“We have seen a tremendous increase in that because we were there before people knew what it was.
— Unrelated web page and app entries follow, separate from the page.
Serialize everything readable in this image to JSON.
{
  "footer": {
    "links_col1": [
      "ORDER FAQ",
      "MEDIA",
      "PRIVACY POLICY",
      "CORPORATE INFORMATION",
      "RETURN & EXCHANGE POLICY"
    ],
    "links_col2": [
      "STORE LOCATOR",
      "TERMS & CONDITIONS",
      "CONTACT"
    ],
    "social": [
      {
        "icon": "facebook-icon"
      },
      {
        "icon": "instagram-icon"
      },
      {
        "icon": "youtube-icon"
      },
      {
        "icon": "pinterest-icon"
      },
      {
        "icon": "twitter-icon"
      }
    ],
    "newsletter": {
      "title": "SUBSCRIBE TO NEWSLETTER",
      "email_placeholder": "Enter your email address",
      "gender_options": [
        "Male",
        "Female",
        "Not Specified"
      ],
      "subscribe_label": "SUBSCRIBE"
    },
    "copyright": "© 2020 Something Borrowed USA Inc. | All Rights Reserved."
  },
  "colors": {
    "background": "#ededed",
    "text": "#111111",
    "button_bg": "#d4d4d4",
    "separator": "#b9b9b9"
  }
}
We were there ready with all the products and there was some forward thinking businesses out there that were using Vegware before it was necessary,” he said.
He said prior to investigations by the Barbados National Standard Institution (BNSI) and the Ministry of Small Business, Entrepreneurship and Commerce earlier this year, the sale of the Vegware products had taken a hit before bouncing back.
“Fortunately, now the Minister has stepped in and you can’t bring substandard products in . . . The fact is, we suffered from the fact that people called everything Vegware or Eco-Pak when it isn’t. If it goes wrong they say ‘this is Vegware and it is leaking’. But no, it is not, it never was in the first place,” said Thirlwell.
Since the ban on styrofoam, a number of people have also been complaining about the cost, but Thirwell said that was not the case now since the market had become more competitive and he was able to lower the prices on the Vegware products though they remained one of the more costly.
“The fact is, you get what you pay for,” he said.
Before the end of the year, the company is expected to introduce a “compostable on wheels” van that would be selling the items, said Thirlwell, as he declared, “we realized there was a need for it”.
“So in fact,we are ahead of the curve,” he added.